# [REQUIRED WORK]
Wherever a line in the data below holds "Object", copy that line.

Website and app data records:
==================================================

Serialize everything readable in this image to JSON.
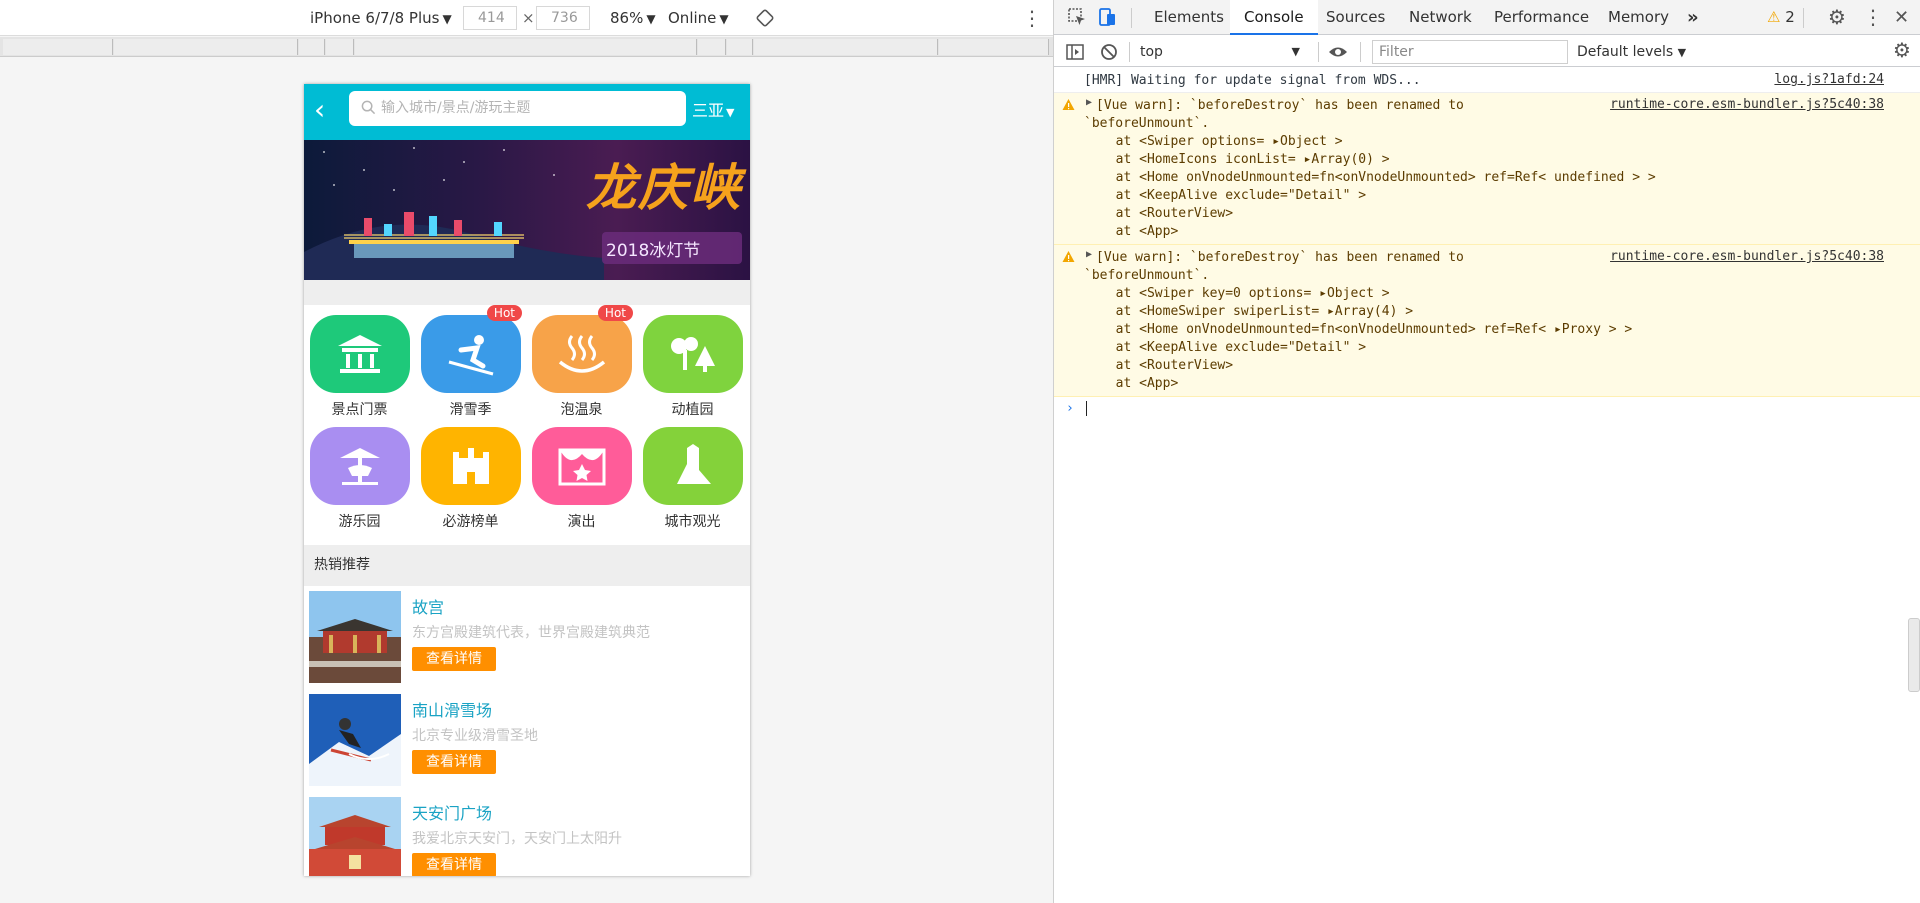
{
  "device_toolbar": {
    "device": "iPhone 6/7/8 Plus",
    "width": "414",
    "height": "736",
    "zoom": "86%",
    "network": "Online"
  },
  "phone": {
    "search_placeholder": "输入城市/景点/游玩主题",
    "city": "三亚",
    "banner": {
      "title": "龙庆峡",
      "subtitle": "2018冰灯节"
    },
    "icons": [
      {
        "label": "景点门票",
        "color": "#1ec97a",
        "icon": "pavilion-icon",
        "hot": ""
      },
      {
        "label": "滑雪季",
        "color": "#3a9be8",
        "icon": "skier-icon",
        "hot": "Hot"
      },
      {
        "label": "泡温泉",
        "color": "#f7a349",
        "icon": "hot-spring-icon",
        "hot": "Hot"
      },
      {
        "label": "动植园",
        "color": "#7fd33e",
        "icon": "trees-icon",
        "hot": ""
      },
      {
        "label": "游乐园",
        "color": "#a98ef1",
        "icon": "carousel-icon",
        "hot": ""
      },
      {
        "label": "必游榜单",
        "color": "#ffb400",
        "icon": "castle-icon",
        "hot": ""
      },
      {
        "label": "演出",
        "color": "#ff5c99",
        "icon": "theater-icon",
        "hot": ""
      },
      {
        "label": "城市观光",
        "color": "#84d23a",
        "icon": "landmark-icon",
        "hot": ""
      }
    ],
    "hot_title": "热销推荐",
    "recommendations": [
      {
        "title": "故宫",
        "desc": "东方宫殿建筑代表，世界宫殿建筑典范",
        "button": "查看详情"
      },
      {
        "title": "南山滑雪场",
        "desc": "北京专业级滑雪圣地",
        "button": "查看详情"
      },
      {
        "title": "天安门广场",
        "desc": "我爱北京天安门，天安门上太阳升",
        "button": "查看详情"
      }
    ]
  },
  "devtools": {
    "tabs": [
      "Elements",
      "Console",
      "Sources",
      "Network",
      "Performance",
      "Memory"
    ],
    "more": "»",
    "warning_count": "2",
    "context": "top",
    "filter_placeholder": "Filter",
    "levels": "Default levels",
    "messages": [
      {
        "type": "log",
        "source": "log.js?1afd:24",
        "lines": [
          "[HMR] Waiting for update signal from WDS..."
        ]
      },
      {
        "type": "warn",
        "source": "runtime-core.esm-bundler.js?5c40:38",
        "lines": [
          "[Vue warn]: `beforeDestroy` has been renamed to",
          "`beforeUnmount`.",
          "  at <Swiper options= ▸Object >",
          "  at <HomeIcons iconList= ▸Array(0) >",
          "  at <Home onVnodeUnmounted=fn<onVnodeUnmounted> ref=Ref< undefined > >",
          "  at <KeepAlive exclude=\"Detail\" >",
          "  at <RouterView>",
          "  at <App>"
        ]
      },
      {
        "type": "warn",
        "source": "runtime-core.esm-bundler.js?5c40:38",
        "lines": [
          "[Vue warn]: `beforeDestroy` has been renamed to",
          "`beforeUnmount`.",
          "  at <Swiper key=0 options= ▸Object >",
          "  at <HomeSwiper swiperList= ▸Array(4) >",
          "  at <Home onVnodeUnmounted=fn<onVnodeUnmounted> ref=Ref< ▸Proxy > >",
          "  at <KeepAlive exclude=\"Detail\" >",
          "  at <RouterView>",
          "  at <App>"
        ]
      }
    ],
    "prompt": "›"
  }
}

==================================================

# [SOLUTION TO THIS EXERCISE]
          "  at <Swiper options= ▸Object >",
          "  at <Swiper key=0 options= ▸Object >",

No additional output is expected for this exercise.